The DSM perception survey revealed furthermore that 80% of people said they would be willing to lose some of the flavor in foods that they typically prepare and eat if they knew that it would improve their health. Those living in China are most willing to make this change, while Americans are least willing. In spite of this, only 25% cited healthiness as a reason to buy a processed or pre-prepared food again — taste, convenience and price were all more likely to drive purchases. This supports previous research suggesting that, in spite of good intentions, consumers are not likely to purchase products that are perceived to have less taste. A 2009 report by HealthFocus International found that just one-in-three (34%) of shoppers would avoid their favorite foods in order to eat more healthily.3

Dennis Rijnders, Business Manager Savory Ingredients Yeast Extracts at DSM Food Specialties commented: “The survey results confirm that we cannot assume that consumers can make accurate judgments about the amount of salt in foods they consume. Taste, convenience and price are more likely to be given as reasons to purchase foods again. Coupling great taste with health benefits such as reduced sodium is the best way forward in driving repeat purchases. The savory ingredient industry can help make this possible with benefits to consumers, food producers and society at large.”

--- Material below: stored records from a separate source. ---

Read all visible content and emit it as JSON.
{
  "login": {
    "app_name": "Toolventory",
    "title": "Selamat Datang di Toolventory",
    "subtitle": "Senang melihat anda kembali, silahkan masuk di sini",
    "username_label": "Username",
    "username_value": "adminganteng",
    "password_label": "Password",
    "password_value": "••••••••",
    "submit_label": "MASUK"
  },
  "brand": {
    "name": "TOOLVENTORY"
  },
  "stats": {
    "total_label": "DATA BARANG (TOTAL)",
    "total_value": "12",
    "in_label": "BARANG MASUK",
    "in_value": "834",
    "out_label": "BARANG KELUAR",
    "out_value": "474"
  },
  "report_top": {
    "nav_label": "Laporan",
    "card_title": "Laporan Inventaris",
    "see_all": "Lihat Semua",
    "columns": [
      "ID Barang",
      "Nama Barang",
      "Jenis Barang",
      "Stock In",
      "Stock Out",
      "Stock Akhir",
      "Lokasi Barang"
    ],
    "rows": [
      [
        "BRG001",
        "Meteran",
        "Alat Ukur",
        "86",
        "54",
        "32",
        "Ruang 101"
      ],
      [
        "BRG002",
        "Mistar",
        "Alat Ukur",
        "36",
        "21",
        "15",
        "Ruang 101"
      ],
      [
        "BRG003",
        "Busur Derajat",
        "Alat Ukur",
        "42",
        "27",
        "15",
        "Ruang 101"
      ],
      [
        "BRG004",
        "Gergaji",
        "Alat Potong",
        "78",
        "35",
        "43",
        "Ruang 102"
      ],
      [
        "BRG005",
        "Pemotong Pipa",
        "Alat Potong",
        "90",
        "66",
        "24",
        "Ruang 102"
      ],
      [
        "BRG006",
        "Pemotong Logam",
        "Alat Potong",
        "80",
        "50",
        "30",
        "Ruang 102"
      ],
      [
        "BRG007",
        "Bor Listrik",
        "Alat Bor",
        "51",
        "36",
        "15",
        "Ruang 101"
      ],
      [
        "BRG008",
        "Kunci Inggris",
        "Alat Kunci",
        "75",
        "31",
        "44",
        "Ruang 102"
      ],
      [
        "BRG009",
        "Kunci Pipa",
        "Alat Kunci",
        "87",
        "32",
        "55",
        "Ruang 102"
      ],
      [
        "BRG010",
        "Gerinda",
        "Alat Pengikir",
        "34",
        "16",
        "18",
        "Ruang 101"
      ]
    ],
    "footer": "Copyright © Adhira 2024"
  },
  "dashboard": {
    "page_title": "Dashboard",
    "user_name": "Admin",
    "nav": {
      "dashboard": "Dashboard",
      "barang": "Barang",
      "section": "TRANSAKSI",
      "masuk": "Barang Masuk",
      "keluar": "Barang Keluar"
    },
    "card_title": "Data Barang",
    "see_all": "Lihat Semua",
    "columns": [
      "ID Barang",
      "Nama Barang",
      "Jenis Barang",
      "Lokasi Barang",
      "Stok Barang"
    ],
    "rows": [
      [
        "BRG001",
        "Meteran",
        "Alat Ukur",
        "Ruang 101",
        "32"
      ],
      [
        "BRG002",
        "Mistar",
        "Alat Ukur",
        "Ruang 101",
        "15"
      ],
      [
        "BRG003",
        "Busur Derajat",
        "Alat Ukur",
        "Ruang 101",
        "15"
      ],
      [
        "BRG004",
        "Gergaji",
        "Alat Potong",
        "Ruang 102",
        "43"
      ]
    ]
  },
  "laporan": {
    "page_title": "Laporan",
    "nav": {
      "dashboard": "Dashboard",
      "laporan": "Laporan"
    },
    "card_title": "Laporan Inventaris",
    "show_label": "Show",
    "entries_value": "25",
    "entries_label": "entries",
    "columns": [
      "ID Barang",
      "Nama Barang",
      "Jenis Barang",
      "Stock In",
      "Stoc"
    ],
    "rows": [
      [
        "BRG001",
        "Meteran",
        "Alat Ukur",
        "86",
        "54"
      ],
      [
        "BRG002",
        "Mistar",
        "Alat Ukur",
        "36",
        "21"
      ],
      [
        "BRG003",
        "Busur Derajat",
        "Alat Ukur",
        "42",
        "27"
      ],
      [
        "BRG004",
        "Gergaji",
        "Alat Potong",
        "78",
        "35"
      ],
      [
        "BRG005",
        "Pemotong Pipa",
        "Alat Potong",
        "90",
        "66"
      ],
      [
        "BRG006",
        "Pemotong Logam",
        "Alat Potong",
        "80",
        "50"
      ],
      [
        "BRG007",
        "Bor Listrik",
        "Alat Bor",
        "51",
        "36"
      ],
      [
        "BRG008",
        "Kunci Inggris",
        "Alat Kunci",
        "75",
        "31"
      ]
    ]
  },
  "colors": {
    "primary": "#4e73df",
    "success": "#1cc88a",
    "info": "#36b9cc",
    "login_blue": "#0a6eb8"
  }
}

Earlier this year in March during Salt Awareness Week, DSM introduced its salt reduction toolbox of natural yeast extracts and process flavors. The toolbox offers ingredients that offer great taste, that are economical in use for food manufacturers and offer the health benefit of up to 50% reduced sodium without losing taste or mouthfeel.

1 Implementation of the EU Salt Reduction Framework Results of Member States survey, Publications Office of the European Union, 2012
2 “Food manufacturers might have cut out 'hundreds of tons' of salt, but US sodium intakes have continued to rise steadily, reveals new study”, Elaine Watson, 22 April 2013
3 A National Study of Public Attitudes and Actions Toward Shopping and Eating, The 2009 HealthFocus® Trend Report, Published by: HealthFocus International®